-- GIVEN INFORMATION follows --
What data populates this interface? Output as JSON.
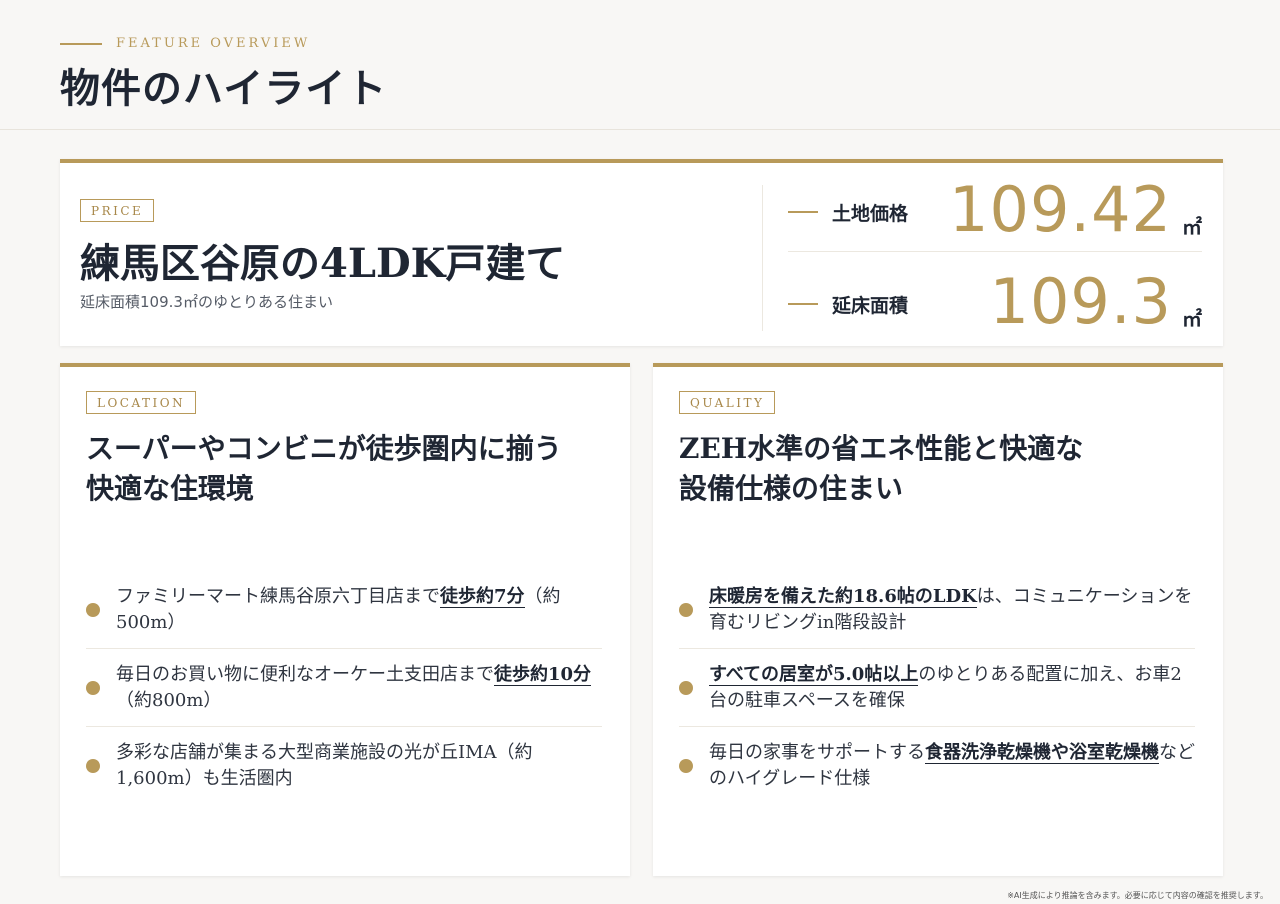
{
  "header": {
    "eyebrow": "FEATURE OVERVIEW",
    "title": "物件のハイライト"
  },
  "price": {
    "tag": "PRICE",
    "headline": "練馬区谷原の4LDK戸建て",
    "sub": "延床面積109.3㎡のゆとりある住まい",
    "stats": [
      {
        "label": "土地価格",
        "value": "109.42",
        "unit": "㎡"
      },
      {
        "label": "延床面積",
        "value": "109.3",
        "unit": "㎡"
      }
    ]
  },
  "location": {
    "tag": "LOCATION",
    "title_line1": "スーパーやコンビニが徒歩圏内に揃う",
    "title_line2": "快適な住環境",
    "items": [
      {
        "pre": "ファミリーマート練馬谷原六丁目店まで",
        "em": "徒歩約7分",
        "post": "（約500m）"
      },
      {
        "pre": "毎日のお買い物に便利なオーケー土支田店まで",
        "em": "徒歩約10分",
        "post": "（約800m）"
      },
      {
        "pre": "多彩な店舗が集まる大型商業施設の光が丘IMA（約1,600m）も生活圏内",
        "em": "",
        "post": ""
      }
    ]
  },
  "quality": {
    "tag": "QUALITY",
    "title_line1": "ZEH水準の省エネ性能と快適な",
    "title_line2": "設備仕様の住まい",
    "items": [
      {
        "pre": "",
        "em": "床暖房を備えた約18.6帖のLDK",
        "post": "は、コミュニケーションを育むリビングin階段設計"
      },
      {
        "pre": "",
        "em": "すべての居室が5.0帖以上",
        "post": "のゆとりある配置に加え、お車2台の駐車スペースを確保"
      },
      {
        "pre": "毎日の家事をサポートする",
        "em": "食器洗浄乾燥機や浴室乾燥機",
        "post": "などのハイグレード仕様"
      }
    ]
  },
  "footer": {
    "disclaimer": "※AI生成により推論を含みます。必要に応じて内容の確認を推奨します。"
  },
  "colors": {
    "accent": "#b89a5a",
    "text": "#1f2633",
    "background": "#f8f7f5"
  }
}
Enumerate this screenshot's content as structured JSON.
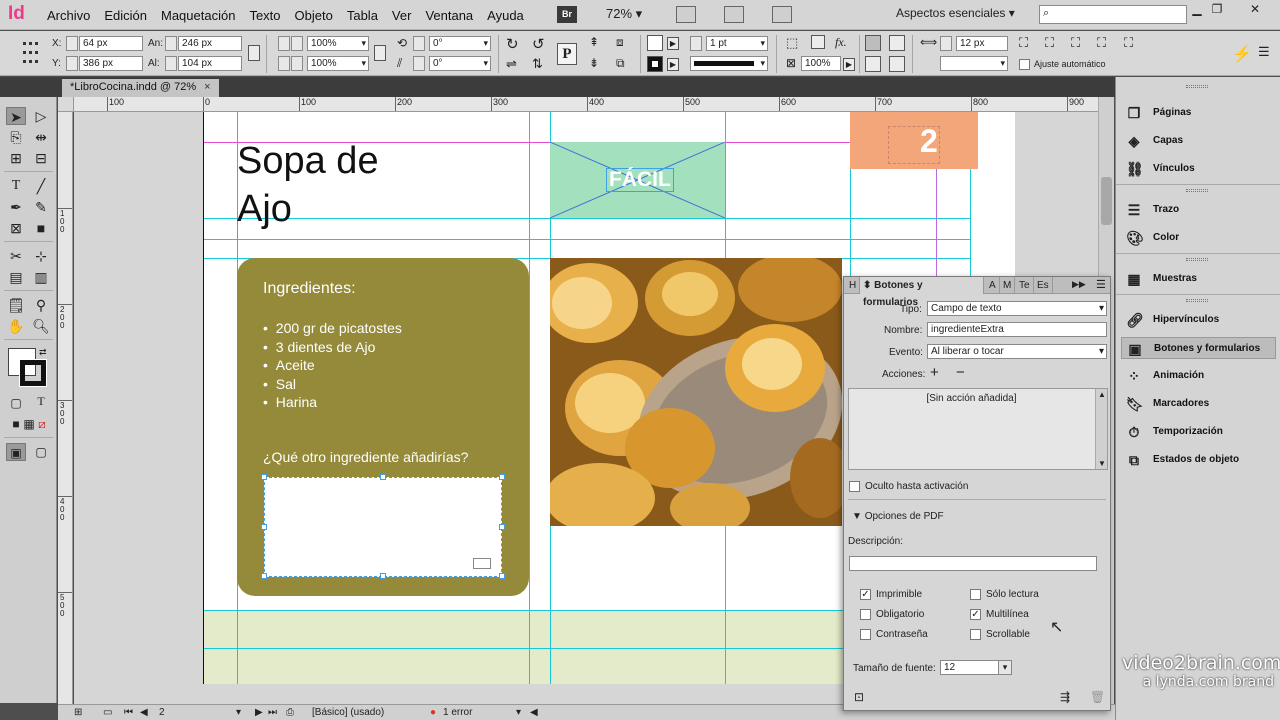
{
  "app": {
    "logo": "Id"
  },
  "menu": [
    "Archivo",
    "Edición",
    "Maquetación",
    "Texto",
    "Objeto",
    "Tabla",
    "Ver",
    "Ventana",
    "Ayuda"
  ],
  "menubar": {
    "bridge": "Br",
    "zoom": "72%",
    "workspace": "Aspectos esenciales",
    "search_placeholder": ""
  },
  "control": {
    "x_label": "X:",
    "x": "64 px",
    "y_label": "Y:",
    "y": "386 px",
    "w_label": "An:",
    "w": "246 px",
    "h_label": "Al:",
    "h": "104 px",
    "scale_x": "100%",
    "scale_y": "100%",
    "rotate": "0°",
    "shear": "0°",
    "stroke_weight": "1 pt",
    "opacity": "100%",
    "spacing": "12 px",
    "autofit": "Ajuste automático"
  },
  "document_tab": {
    "title": "*LibroCocina.indd @ 72%",
    "close": "×"
  },
  "ruler": {
    "h": [
      "100",
      "0",
      "100",
      "200",
      "300",
      "400",
      "500",
      "600",
      "700",
      "800",
      "900"
    ],
    "v": [
      "100",
      "200",
      "300",
      "400",
      "500"
    ]
  },
  "page": {
    "title_line1": "Sopa de",
    "title_line2": "Ajo",
    "badge": "FÁCIL",
    "number": "2",
    "ingredients_title": "Ingredientes:",
    "ingredients": [
      "200 gr de picatostes",
      "3 dientes de Ajo",
      "Aceite",
      "Sal",
      "Harina"
    ],
    "question": "¿Qué otro ingrediente añadirías?"
  },
  "statusbar": {
    "page": "2",
    "master": "[Básico] (usado)",
    "errors": "1 error"
  },
  "dock": {
    "items": [
      {
        "label": "Páginas",
        "icon": "pages-icon"
      },
      {
        "label": "Capas",
        "icon": "layers-icon"
      },
      {
        "label": "Vínculos",
        "icon": "links-icon"
      },
      {
        "label": "Trazo",
        "icon": "stroke-icon"
      },
      {
        "label": "Color",
        "icon": "color-icon"
      },
      {
        "label": "Muestras",
        "icon": "swatches-icon"
      },
      {
        "label": "Hipervínculos",
        "icon": "hyperlinks-icon"
      },
      {
        "label": "Botones y formularios",
        "icon": "buttons-forms-icon"
      },
      {
        "label": "Animación",
        "icon": "animation-icon"
      },
      {
        "label": "Marcadores",
        "icon": "bookmarks-icon"
      },
      {
        "label": "Temporización",
        "icon": "timing-icon"
      },
      {
        "label": "Estados de objeto",
        "icon": "object-states-icon"
      }
    ]
  },
  "panel": {
    "tabs": [
      "H",
      "Botones y formularios",
      "A",
      "M",
      "Te",
      "Es"
    ],
    "tipo_label": "Tipo:",
    "tipo": "Campo de texto",
    "nombre_label": "Nombre:",
    "nombre": "ingredienteExtra",
    "evento_label": "Evento:",
    "evento": "Al liberar o tocar",
    "acciones_label": "Acciones:",
    "no_action": "[Sin acción añadida]",
    "hidden": "Oculto hasta activación",
    "pdf_options": "Opciones de PDF",
    "description_label": "Descripción:",
    "description": "",
    "checks": [
      {
        "label": "Imprimible",
        "checked": true
      },
      {
        "label": "Sólo lectura",
        "checked": false
      },
      {
        "label": "Obligatorio",
        "checked": false
      },
      {
        "label": "Multilínea",
        "checked": true
      },
      {
        "label": "Contraseña",
        "checked": false
      },
      {
        "label": "Scrollable",
        "checked": false
      }
    ],
    "font_size_label": "Tamaño de fuente:",
    "font_size": "12"
  },
  "watermark": {
    "line1": "video2brain.com",
    "line2": "a lynda.com brand"
  },
  "colors": {
    "olive_box": "#948a3a",
    "badge_green": "#a3e0bd",
    "number_orange": "#f3a67a",
    "guide_cyan": "#19c9d6"
  }
}
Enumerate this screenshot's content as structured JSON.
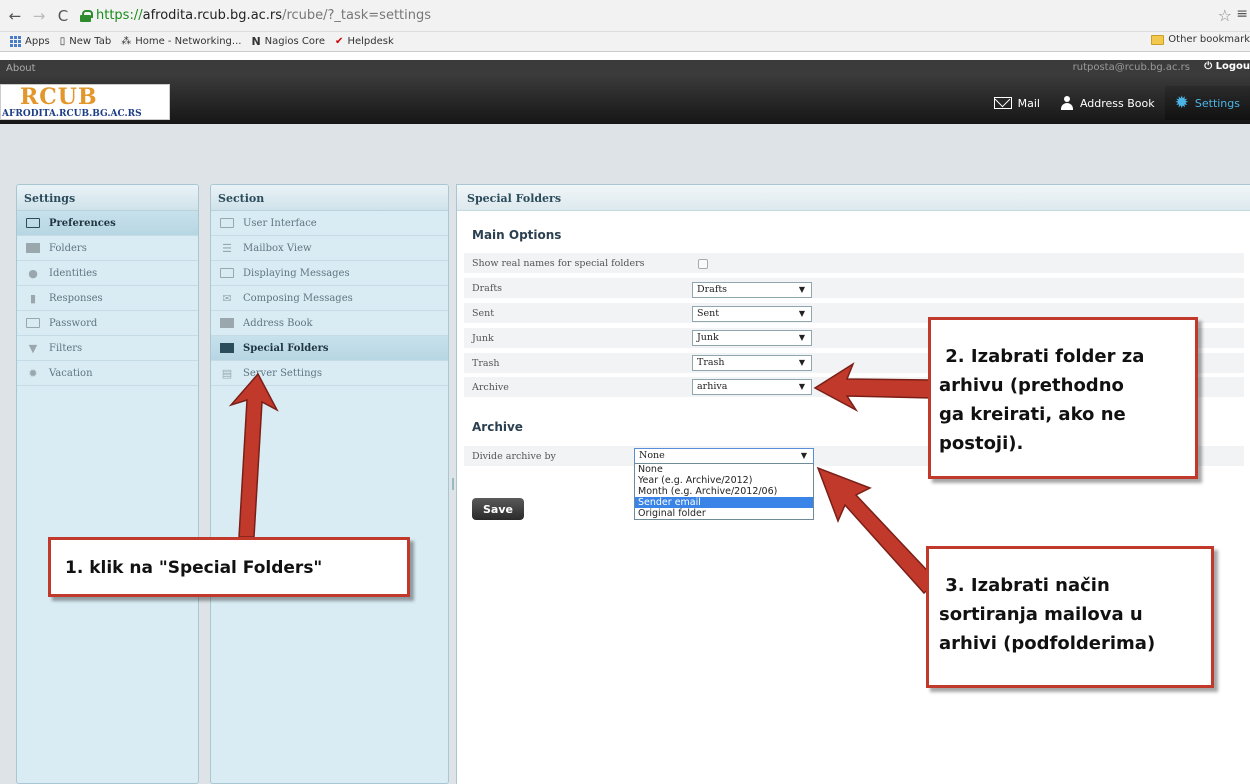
{
  "browser": {
    "url_scheme": "https://",
    "url_host": "afrodita.rcub.bg.ac.rs",
    "url_path": "/rcube/?_task=settings",
    "bookmarks": [
      "Apps",
      "New Tab",
      "Home - Networking...",
      "Nagios Core",
      "Helpdesk"
    ],
    "other_bookmarks": "Other bookmark"
  },
  "topline": {
    "about": "About",
    "user": "rutposta@rcub.bg.ac.rs",
    "logout": "Logou"
  },
  "logo": {
    "text": "RCUB",
    "subtitle": "AFRODITA.RCUB.BG.AC.RS"
  },
  "topnav": {
    "mail": "Mail",
    "address_book": "Address Book",
    "settings": "Settings"
  },
  "settings_panel": {
    "title": "Settings",
    "items": [
      {
        "label": "Preferences",
        "icon": "monitor-icon"
      },
      {
        "label": "Folders",
        "icon": "folder-icon"
      },
      {
        "label": "Identities",
        "icon": "person-icon"
      },
      {
        "label": "Responses",
        "icon": "document-icon"
      },
      {
        "label": "Password",
        "icon": "password-icon"
      },
      {
        "label": "Filters",
        "icon": "filter-icon"
      },
      {
        "label": "Vacation",
        "icon": "gear-icon"
      }
    ]
  },
  "section_panel": {
    "title": "Section",
    "items": [
      {
        "label": "User Interface"
      },
      {
        "label": "Mailbox View"
      },
      {
        "label": "Displaying Messages"
      },
      {
        "label": "Composing Messages"
      },
      {
        "label": "Address Book"
      },
      {
        "label": "Special Folders"
      },
      {
        "label": "Server Settings"
      }
    ]
  },
  "content": {
    "title": "Special Folders",
    "main_options_title": "Main Options",
    "rows": [
      {
        "label": "Show real names for special folders"
      },
      {
        "label": "Drafts",
        "value": "Drafts"
      },
      {
        "label": "Sent",
        "value": "Sent"
      },
      {
        "label": "Junk",
        "value": "Junk"
      },
      {
        "label": "Trash",
        "value": "Trash"
      },
      {
        "label": "Archive",
        "value": "arhiva"
      }
    ],
    "archive_title": "Archive",
    "divide_label": "Divide archive by",
    "divide_value": "None",
    "dropdown_options": [
      "None",
      "Year (e.g. Archive/2012)",
      "Month (e.g. Archive/2012/06)",
      "Sender email",
      "Original folder"
    ],
    "save": "Save"
  },
  "annotations": {
    "note1": "1. klik na \"Special Folders\"",
    "note2": [
      " 2. Izabrati folder za",
      "arhivu (prethodno",
      "ga kreirati, ako ne",
      "postoji)."
    ],
    "note3": [
      " 3. Izabrati način",
      "sortiranja mailova u",
      "arhivi (podfolderima)"
    ],
    "arrow_color": "#c0392b"
  }
}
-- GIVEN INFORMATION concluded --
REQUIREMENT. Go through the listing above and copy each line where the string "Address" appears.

RESULT.
    "address_book": "Address Book",
        "label": "Address Book"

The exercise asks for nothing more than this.